> What is required
Without any pictures, output the records exactly as they are.

> Material for this exercise
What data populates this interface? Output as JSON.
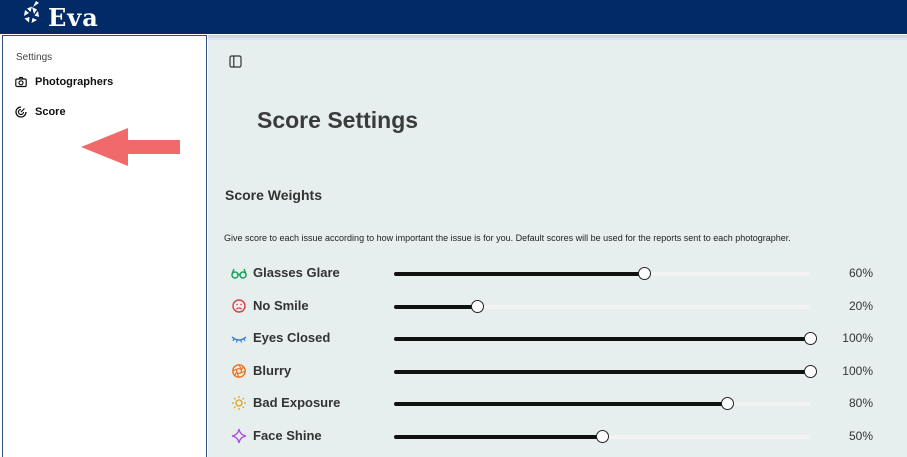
{
  "app": {
    "name": "Eva"
  },
  "sidebar": {
    "heading": "Settings",
    "items": [
      {
        "label": "Photographers",
        "icon": "camera-icon"
      },
      {
        "label": "Score",
        "icon": "gauge-icon",
        "active": true
      }
    ]
  },
  "main": {
    "title": "Score Settings",
    "section_title": "Score Weights",
    "description": "Give score to each issue according to how important the issue is for you. Default scores will be used for the reports sent to each photographer.",
    "weights": [
      {
        "label": "Glasses Glare",
        "value": 60,
        "display": "60%",
        "icon": "glasses-icon",
        "color": "#1aa25a"
      },
      {
        "label": "No Smile",
        "value": 20,
        "display": "20%",
        "icon": "frown-icon",
        "color": "#d94040"
      },
      {
        "label": "Eyes Closed",
        "value": 100,
        "display": "100%",
        "icon": "closed-eye-icon",
        "color": "#2e7bd6"
      },
      {
        "label": "Blurry",
        "value": 100,
        "display": "100%",
        "icon": "aperture-icon",
        "color": "#e8731a"
      },
      {
        "label": "Bad Exposure",
        "value": 80,
        "display": "80%",
        "icon": "sun-icon",
        "color": "#e0a020"
      },
      {
        "label": "Face Shine",
        "value": 50,
        "display": "50%",
        "icon": "sparkle-icon",
        "color": "#b04fd8"
      }
    ]
  },
  "colors": {
    "header": "#022a66",
    "content_bg": "#e6eeee",
    "arrow": "#f06a6a"
  }
}
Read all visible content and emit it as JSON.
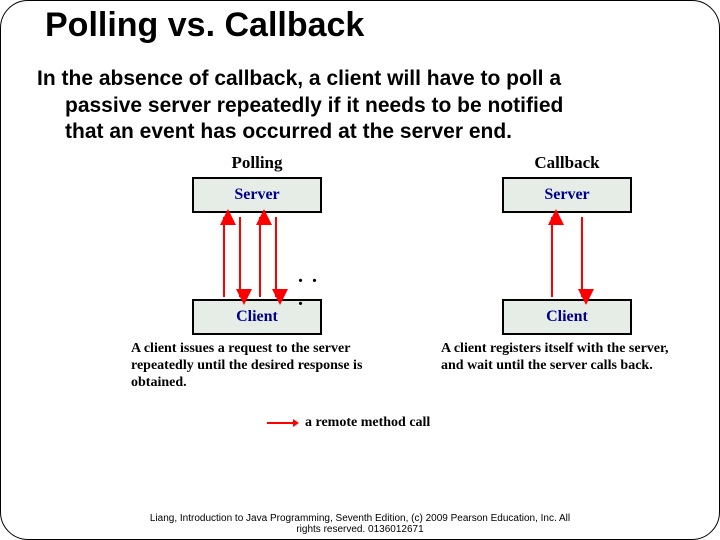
{
  "title": "Polling vs. Callback",
  "body_line1": "In the absence of callback, a client will have to poll a",
  "body_line2": "passive server repeatedly if it needs to be notified",
  "body_line3": "that an event has occurred at the server end.",
  "diagram": {
    "polling": {
      "heading": "Polling",
      "server": "Server",
      "client": "Client",
      "ellipsis": ". . .",
      "caption": "A client issues a request to the server repeatedly until the desired response is obtained."
    },
    "callback": {
      "heading": "Callback",
      "server": "Server",
      "client": "Client",
      "caption": "A client registers itself with the server, and wait until the server calls back."
    },
    "legend": "a remote method call",
    "arrow_color": "#ff0000"
  },
  "footer": "Liang, Introduction to Java Programming, Seventh Edition, (c) 2009 Pearson Education, Inc. All\nrights reserved. 0136012671"
}
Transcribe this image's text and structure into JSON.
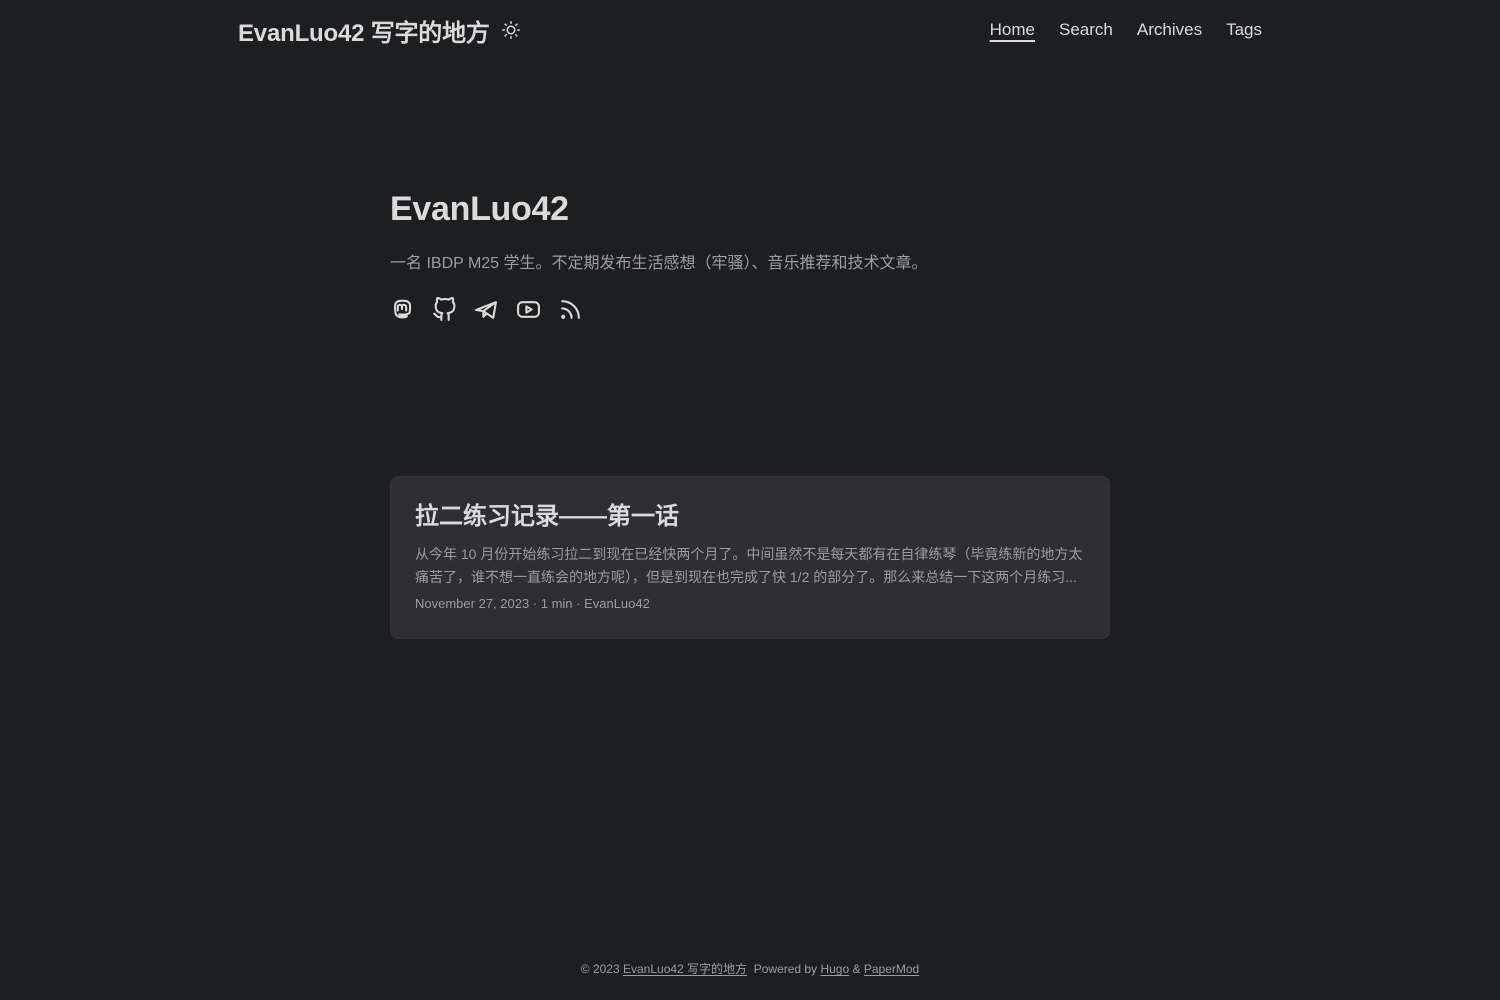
{
  "header": {
    "logo": "EvanLuo42 写字的地方",
    "theme_toggle_icon": "sun-icon",
    "menu": [
      {
        "label": "Home",
        "active": true
      },
      {
        "label": "Search",
        "active": false
      },
      {
        "label": "Archives",
        "active": false
      },
      {
        "label": "Tags",
        "active": false
      }
    ]
  },
  "home": {
    "title": "EvanLuo42",
    "description": "一名 IBDP M25 学生。不定期发布生活感想（牢骚）、音乐推荐和技术文章。",
    "social_icons": [
      "mastodon-icon",
      "github-icon",
      "telegram-icon",
      "youtube-icon",
      "rss-icon"
    ]
  },
  "posts": [
    {
      "title": "拉二练习记录——第一话",
      "summary": "从今年 10 月份开始练习拉二到现在已经快两个月了。中间虽然不是每天都有在自律练琴（毕竟练新的地方太痛苦了，谁不想一直练会的地方呢），但是到现在也完成了快 1/2 的部分了。那么来总结一下这两个月练习...",
      "meta": "November 27, 2023 · 1 min · EvanLuo42"
    }
  ],
  "footer": {
    "copyright": "© 2023",
    "site_link": "EvanLuo42 写字的地方",
    "powered_by": "Powered by",
    "hugo_link": "Hugo",
    "amp": "&",
    "theme_link": "PaperMod"
  },
  "colors": {
    "background": "#1d1e20",
    "entry": "#2e2e33",
    "primary": "#dadadb",
    "secondary": "#9b9c9d"
  }
}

> Expected output
What data populates this interface? Output as JSON.
{
  "app": {
    "name": "Eva"
  },
  "sidebar": {
    "heading": "Settings",
    "items": [
      {
        "label": "Photographers",
        "icon": "camera-icon"
      },
      {
        "label": "Score",
        "icon": "gauge-icon",
        "active": true
      }
    ]
  },
  "main": {
    "title": "Score Settings",
    "section_title": "Score Weights",
    "description": "Give score to each issue according to how important the issue is for you. Default scores will be used for the reports sent to each photographer.",
    "weights": [
      {
        "label": "Glasses Glare",
        "value": 60,
        "display": "60%",
        "icon": "glasses-icon",
        "color": "#1aa25a"
      },
      {
        "label": "No Smile",
        "value": 20,
        "display": "20%",
        "icon": "frown-icon",
        "color": "#d94040"
      },
      {
        "label": "Eyes Closed",
        "value": 100,
        "display": "100%",
        "icon": "closed-eye-icon",
        "color": "#2e7bd6"
      },
      {
        "label": "Blurry",
        "value": 100,
        "display": "100%",
        "icon": "aperture-icon",
        "color": "#e8731a"
      },
      {
        "label": "Bad Exposure",
        "value": 80,
        "display": "80%",
        "icon": "sun-icon",
        "color": "#e0a020"
      },
      {
        "label": "Face Shine",
        "value": 50,
        "display": "50%",
        "icon": "sparkle-icon",
        "color": "#b04fd8"
      }
    ]
  },
  "colors": {
    "header": "#022a66",
    "content_bg": "#e6eeee",
    "arrow": "#f06a6a"
  }
}
Read all visible content and emit it as JSON.
{
  "title": "Polling vs. Callback",
  "body_line1": "In the absence of callback, a client will have to poll a",
  "body_line2": "passive server repeatedly if it needs to be notified",
  "body_line3": "that an event has occurred at the server end.",
  "diagram": {
    "polling": {
      "heading": "Polling",
      "server": "Server",
      "client": "Client",
      "ellipsis": ". . .",
      "caption": "A client issues a request to the server repeatedly until the desired response is obtained."
    },
    "callback": {
      "heading": "Callback",
      "server": "Server",
      "client": "Client",
      "caption": "A client registers itself with the server, and wait until the server calls back."
    },
    "legend": "a remote method call",
    "arrow_color": "#ff0000"
  },
  "footer": "Liang, Introduction to Java Programming, Seventh Edition, (c) 2009 Pearson Education, Inc. All\nrights reserved. 0136012671"
}
Transcribe this image's text and structure into JSON.
{
  "header": {
    "logo": "EvanLuo42 写字的地方",
    "theme_toggle_icon": "sun-icon",
    "menu": [
      {
        "label": "Home",
        "active": true
      },
      {
        "label": "Search",
        "active": false
      },
      {
        "label": "Archives",
        "active": false
      },
      {
        "label": "Tags",
        "active": false
      }
    ]
  },
  "home": {
    "title": "EvanLuo42",
    "description": "一名 IBDP M25 学生。不定期发布生活感想（牢骚）、音乐推荐和技术文章。",
    "social_icons": [
      "mastodon-icon",
      "github-icon",
      "telegram-icon",
      "youtube-icon",
      "rss-icon"
    ]
  },
  "posts": [
    {
      "title": "拉二练习记录——第一话",
      "summary": "从今年 10 月份开始练习拉二到现在已经快两个月了。中间虽然不是每天都有在自律练琴（毕竟练新的地方太痛苦了，谁不想一直练会的地方呢），但是到现在也完成了快 1/2 的部分了。那么来总结一下这两个月练习...",
      "meta": "November 27, 2023 · 1 min · EvanLuo42"
    }
  ],
  "footer": {
    "copyright": "© 2023",
    "site_link": "EvanLuo42 写字的地方",
    "powered_by": "Powered by",
    "hugo_link": "Hugo",
    "amp": "&",
    "theme_link": "PaperMod"
  },
  "colors": {
    "background": "#1d1e20",
    "entry": "#2e2e33",
    "primary": "#dadadb",
    "secondary": "#9b9c9d"
  }
}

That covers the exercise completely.